For Mariners fans, the beginning of the winter meetings was all about Mitch Haniger‘s trade rumors. Now, not even a week later, we are all focused on a different player.
Of course, the focus of Mariners fandom has shifted from Mitch Haniger’s trade rumors to the revelation that teams are interested in Kyle Seager, something that was previously considered ridiculous. But in the rush to overanalyze a simple rumor, many have cruised past the logical stopping point.
The simple truth is that trading Kyle Seager is not something Seattle has to do. We aren’t even close to that point and we probably will never get there. You see, so many fans believe that trading Seager’s contract will somehow lead to the team spending more money down the road. But there is no evidence this is the case.
The Mariner’s current 40-man payroll figure hovers around $100 million, including the portions of salaries they are covering from trade assets like Jay Bruce and Robinson Cano. In 2018, the last year they tried to compete for a playoff spot, the payroll exceeded $170 million.
This figure, $170 million, is probably a good expectation for the Mariners to have when they decide they are ready to make their playoff run. But for now, it is all about playing young guys and those guys come cheap (at least to the payroll). Simply put, Seattle’s payroll doesn’t need to be relieved. It is in great shape, both in 2020 and beyond.
And let’s be honest, no team is going to take on all of Kyle Seager’s salary, meaning the Mariners will need to eat money to facilitate a trade. Why should the Mariners spend money to get rid of a player who, A. isn’t blocking anybody’s playing time in 2020 and b, Could see his trade value significantly increase by July?

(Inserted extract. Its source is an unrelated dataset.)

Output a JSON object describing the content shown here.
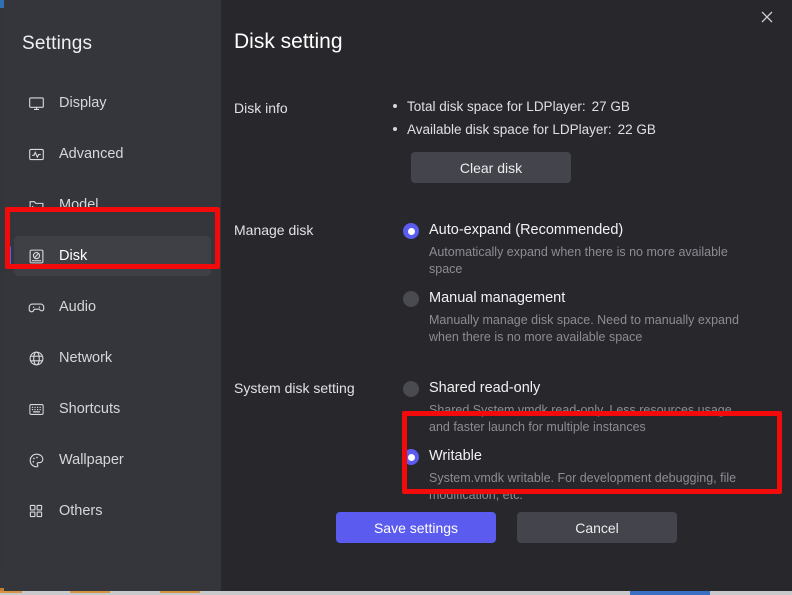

Demanding Jerry Dipoto trade Seager doesn’t accomplish anything of value. The return for Seager is likely minimal and would require serious money being sent to get no value in return. If Seager was blocking promising young talent like Jay Bruce was, we could have this discussion. But the next everyday Mariners’ third baseman likely hasn’t even played in full-season ball.
Now, you should certainly listen to all inquiries on Seager and any player for that matter, because you never know what could pop. But treating Seager as a must-do salary dump is simply moronic. There is no value in a Zack Cozart style deal and as such, shouldn’t even be considered.
Trade rumors are fun and we will certainly continue to examine the market and rumors surrounding Seager. But any deal that starts with the idea that the Mariners are just trying to dump Seager’s salary should be an automatic no-go for Jerry Dipoto and his crew.